Missouri City junior Amelia Fultz, portrays Izzy in the SFA School of Theatre's production of "Rabbit Hole," rehearses a comic scene with White Oak senior Lindsay Love, who plays Izzy's mother. David Lindsay-Abaire's drama, which director Scott Shattuck calls "an astounding affirmation of the importance and resiliency of family," depicts an extended family learning to adjust after the accidental death of a child. It is being presented nightly at 7:30 p.m. through Saturday, Oct. 8, in W.M. Turner Auditorium.

NACOGDOCHES, TEXAS - "I think the audience will love the journey we will take them on," said Lancaster senior Lamar Jefferson when speaking of the Pulitzer Prize-winning play, "Rabbit Hole." The Stephen F. Austin State University School of Theatre's production opens tonight, Tuesday, Oct. 4, and will be presented at 7:30 p.m. each evening through Saturday, Oct. 8, in W.M. Turner Auditorium.

Jefferson and Wink senior Erin Whitmire portray Howie and Becca, a young couple whose 4-year-old son was killed in an accident eight months prior to the opening scene.

"People will be able to relate to (the storyline) probably on a very personal level," said Whitmire. "It's just like life. There's grief, and love, and comedy, and hope-and it's all believable."

Amelia Fultz, Missouri City junior who portrays Becca's sister, Izzy, expanded upon the play's realisim. "Most dramas tend to be a little overdone and unrealistic, but Lindsay-Abaire's writing is natural and fuss-free. The scenes are realistic, as if the audience walked in on a real family sitting around and talking."

Even though the characters are dealing with a loss, there is a good balance of pain and humor, remarked Jefferson.

In fact, White Oak senior Lindsay Love says the purpose of her character (Becca's mother, Nat) is to provide comic relief and comfort.

"The scenes between Izzy and Nat are hilarious," said Fultz. "I'm able to break out of my shell for this role as the 'screw-up sister' who has a habit of breaking the tension in the room."

Nick Pinelli, a freshman from The Woodlands who is making his SFA acting debut with "Rabbit Hole," is impressed with the development each of the characters goes through during the play. "The audience is given just enough information about each character and then watches them grow."

Professor Scott Shattuck, director of the SFA School of Theatre and of the play, invites the community to see the production. "The subject matter may not sound like much fun, but please trust us on this one.

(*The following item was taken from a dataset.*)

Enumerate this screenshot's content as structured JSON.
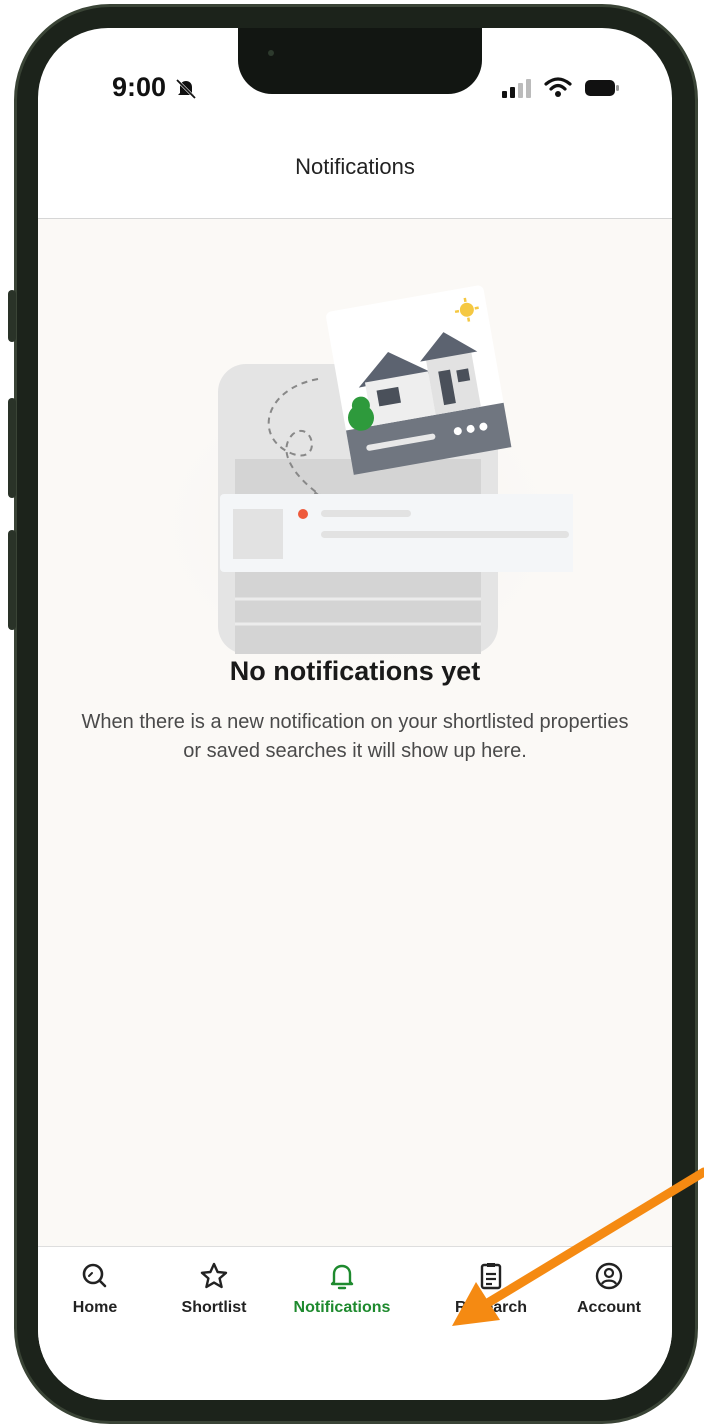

It's moving, uplifting, and actually quite funny."

In conjunction with the play's five performances, the School of Theatre is presenting "Survived By . . . ," a symposium on the experience of grief. Before or after each performance, an expert on grief will speak from either an academic, medical or spiritual perspective. All talks will be given in W.M. Turner Auditorium and are free. Please go to www.theatre.sfasu.edu for a detailed schedule of speakers and their topics.

"Rabbit Hole," which is recommended for mature audiences, is a joint presentation of the SFA College of Fine Arts and School of Theatre. It is sponsored in part by Tipton Ford-Lincoln.

W.M. Turner is located in the Griffith Fine Arts Building, 2222 Alumni Drive.

Tickets are $12 for adults and $6 for seniors and students. For tickets or more information, please go to www.finearts.sfasu.edu or call (936) 468-6407 or (888) 240-ARTS.